EXERCISE PROMPT — Return the data that follows exactly as it appears. Pictures do not belong in the copy.

(Excerpts from an interface dataset)
+---+

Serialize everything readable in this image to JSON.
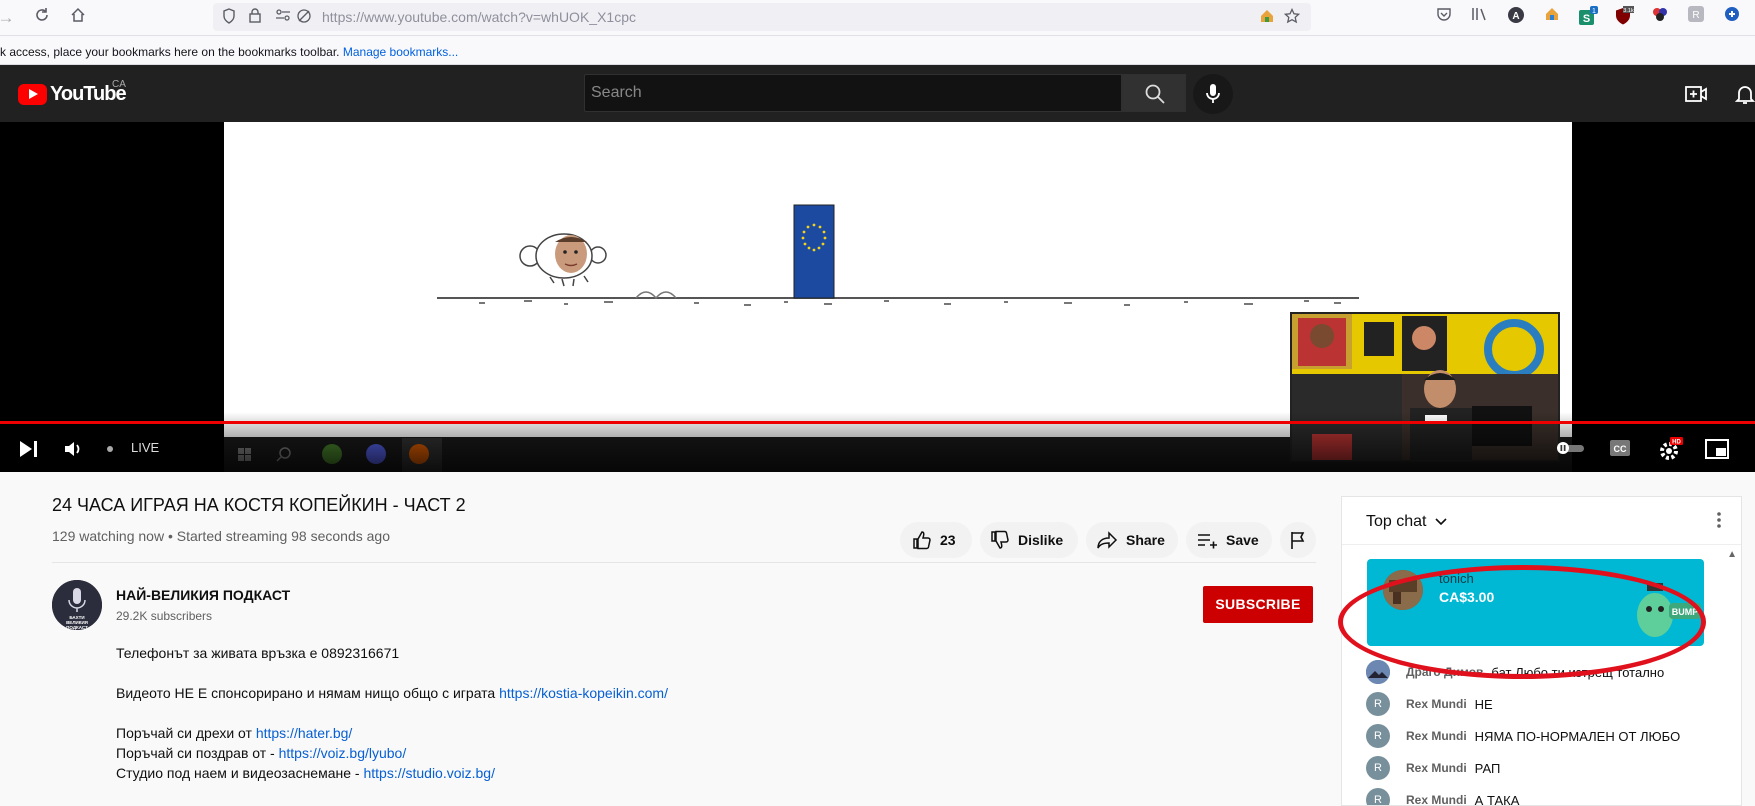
{
  "browser": {
    "url": "https://www.youtube.com/watch?v=whUOK_X1cpc",
    "bookmarks_text": "k access, place your bookmarks here on the bookmarks toolbar.",
    "bookmarks_link": "Manage bookmarks...",
    "badge_count": "1",
    "badge_count2": "3.1k"
  },
  "youtube": {
    "logo_word": "YouTube",
    "country": "CA",
    "search_placeholder": "Search"
  },
  "player": {
    "live_label": "LIVE",
    "hd_badge": "HD"
  },
  "video": {
    "title": "24 ЧАСА ИГРАЯ НА КОСТЯ КОПЕЙКИН - ЧАСТ 2",
    "views_line": "129 watching now • Started streaming 98 seconds ago",
    "like_count": "23",
    "dislike_label": "Dislike",
    "share_label": "Share",
    "save_label": "Save"
  },
  "channel": {
    "name": "НАЙ-ВЕЛИКИЯ ПОДКАСТ",
    "subscribers": "29.2K subscribers",
    "subscribe_label": "SUBSCRIBE",
    "avatar_text": "БАХТИ ВЕЛИКИЯ ПОДКАСТ"
  },
  "description": {
    "line1": "Телефонът за живата връзка е 0892316671",
    "line2_text": "Видеото НЕ Е спонсорирано и нямам нищо общо с играта ",
    "line2_link": "https://kostia-kopeikin.com/",
    "line3_text": "Поръчай си дрехи от ",
    "line3_link": "https://hater.bg/",
    "line4_text": "Поръчай си поздрав от - ",
    "line4_link": "https://voiz.bg/lyubo/",
    "line5_text": "Студио под наем и видеозаснемане - ",
    "line5_link": "https://studio.voiz.bg/"
  },
  "chat": {
    "title": "Top chat",
    "superchat": {
      "name": "tonich",
      "amount": "CA$3.00",
      "sticker_text": "BUMP"
    },
    "messages": [
      {
        "initial": "",
        "author": "Драго Димов",
        "text": "бат Любо ти изтрещ тотално"
      },
      {
        "initial": "R",
        "author": "Rex Mundi",
        "text": "НЕ"
      },
      {
        "initial": "R",
        "author": "Rex Mundi",
        "text": "НЯМА ПО-НОРМАЛЕН ОТ ЛЮБО"
      },
      {
        "initial": "R",
        "author": "Rex Mundi",
        "text": "РАП"
      },
      {
        "initial": "R",
        "author": "Rex Mundi",
        "text": "А ТАКА"
      }
    ]
  },
  "colors": {
    "yt_red": "#ff0000",
    "subscribe_red": "#cc0000",
    "superchat_teal": "#00b8d4",
    "link_blue": "#065fd4",
    "annotation_red": "#e0111c"
  }
}
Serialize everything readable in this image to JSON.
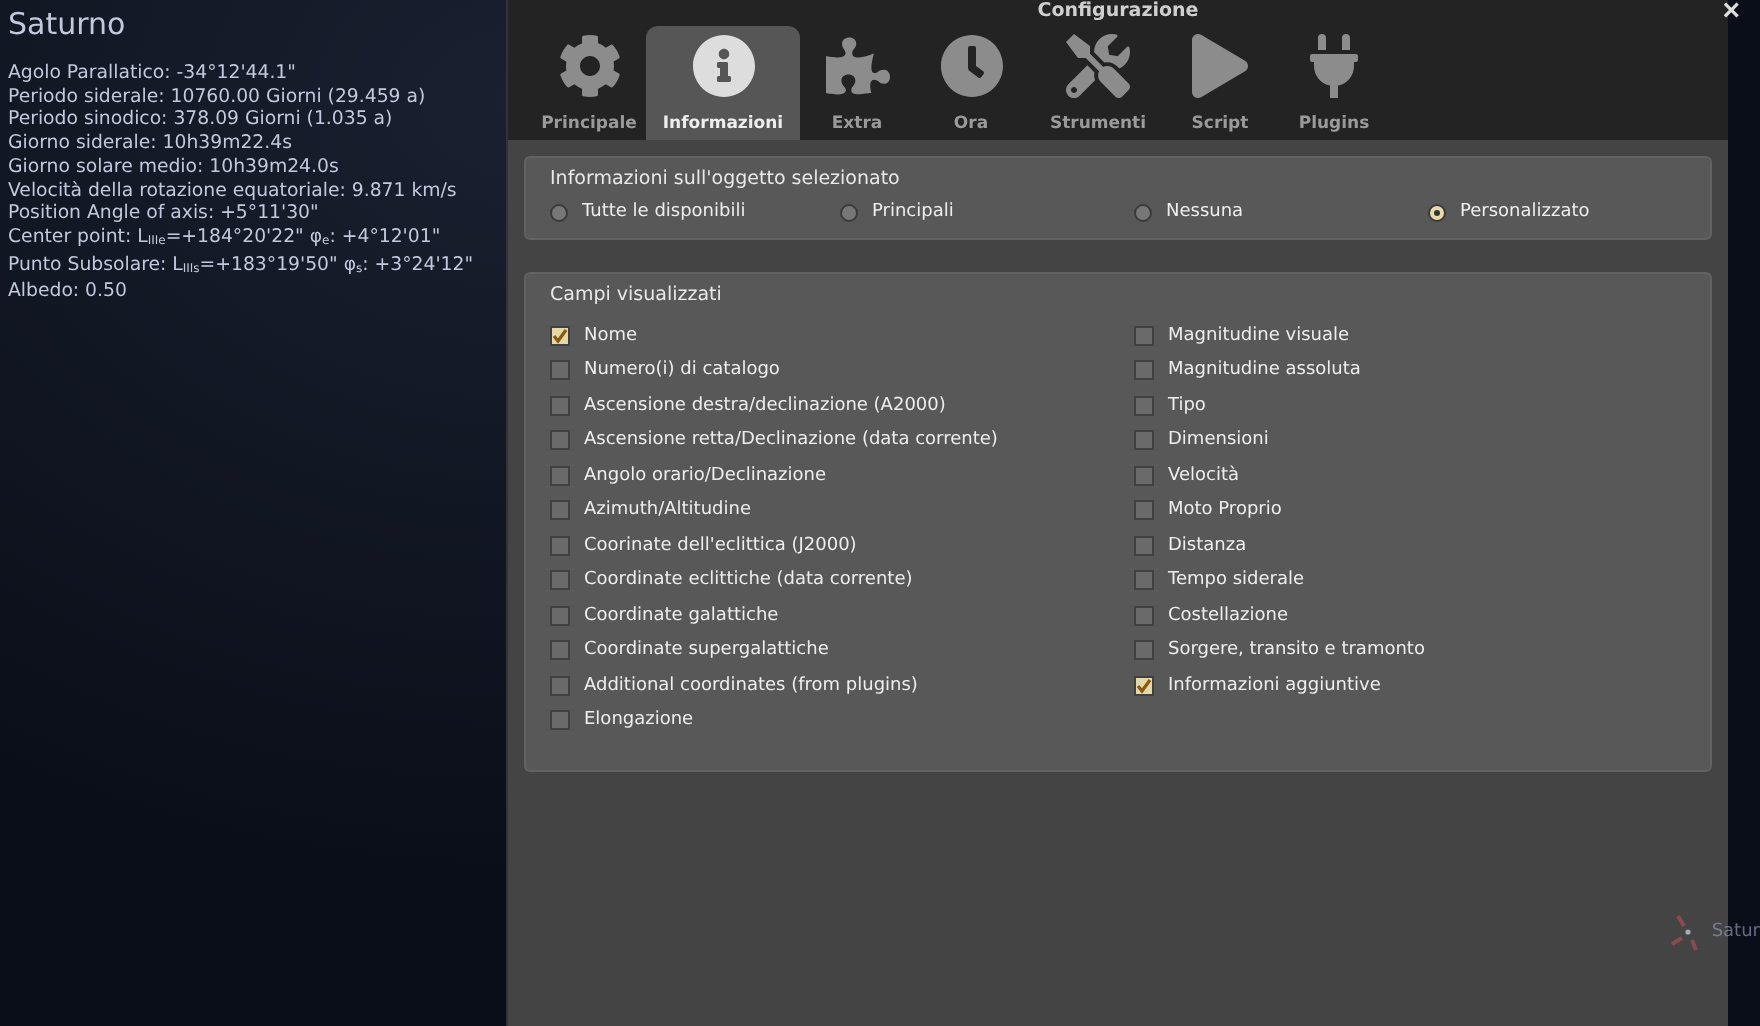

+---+

RESULT OF THIS TASK —
Serialize everything readable in this image to JSON.
{
  "browser": {
    "url": "https://www.youtube.com/watch?v=whUOK_X1cpc",
    "bookmarks_text": "k access, place your bookmarks here on the bookmarks toolbar.",
    "bookmarks_link": "Manage bookmarks...",
    "badge_count": "1",
    "badge_count2": "3.1k"
  },
  "youtube": {
    "logo_word": "YouTube",
    "country": "CA",
    "search_placeholder": "Search"
  },
  "player": {
    "live_label": "LIVE",
    "hd_badge": "HD"
  },
  "video": {
    "title": "24 ЧАСА ИГРАЯ НА КОСТЯ КОПЕЙКИН - ЧАСТ 2",
    "views_line": "129 watching now • Started streaming 98 seconds ago",
    "like_count": "23",
    "dislike_label": "Dislike",
    "share_label": "Share",
    "save_label": "Save"
  },
  "channel": {
    "name": "НАЙ-ВЕЛИКИЯ ПОДКАСТ",
    "subscribers": "29.2K subscribers",
    "subscribe_label": "SUBSCRIBE",
    "avatar_text": "БАХТИ ВЕЛИКИЯ ПОДКАСТ"
  },
  "description": {
    "line1": "Телефонът за живата връзка е 0892316671",
    "line2_text": "Видеото НЕ Е спонсорирано и нямам нищо общо с играта ",
    "line2_link": "https://kostia-kopeikin.com/",
    "line3_text": "Поръчай си дрехи от ",
    "line3_link": "https://hater.bg/",
    "line4_text": "Поръчай си поздрав от - ",
    "line4_link": "https://voiz.bg/lyubo/",
    "line5_text": "Студио под наем и видеозаснемане - ",
    "line5_link": "https://studio.voiz.bg/"
  },
  "chat": {
    "title": "Top chat",
    "superchat": {
      "name": "tonich",
      "amount": "CA$3.00",
      "sticker_text": "BUMP"
    },
    "messages": [
      {
        "initial": "",
        "author": "Драго Димов",
        "text": "бат Любо ти изтрещ тотално"
      },
      {
        "initial": "R",
        "author": "Rex Mundi",
        "text": "НЕ"
      },
      {
        "initial": "R",
        "author": "Rex Mundi",
        "text": "НЯМА ПО-НОРМАЛЕН ОТ ЛЮБО"
      },
      {
        "initial": "R",
        "author": "Rex Mundi",
        "text": "РАП"
      },
      {
        "initial": "R",
        "author": "Rex Mundi",
        "text": "А ТАКА"
      }
    ]
  },
  "colors": {
    "yt_red": "#ff0000",
    "subscribe_red": "#cc0000",
    "superchat_teal": "#00b8d4",
    "link_blue": "#065fd4",
    "annotation_red": "#e0111c"
  }
}
Serialize everything readable in this image to JSON.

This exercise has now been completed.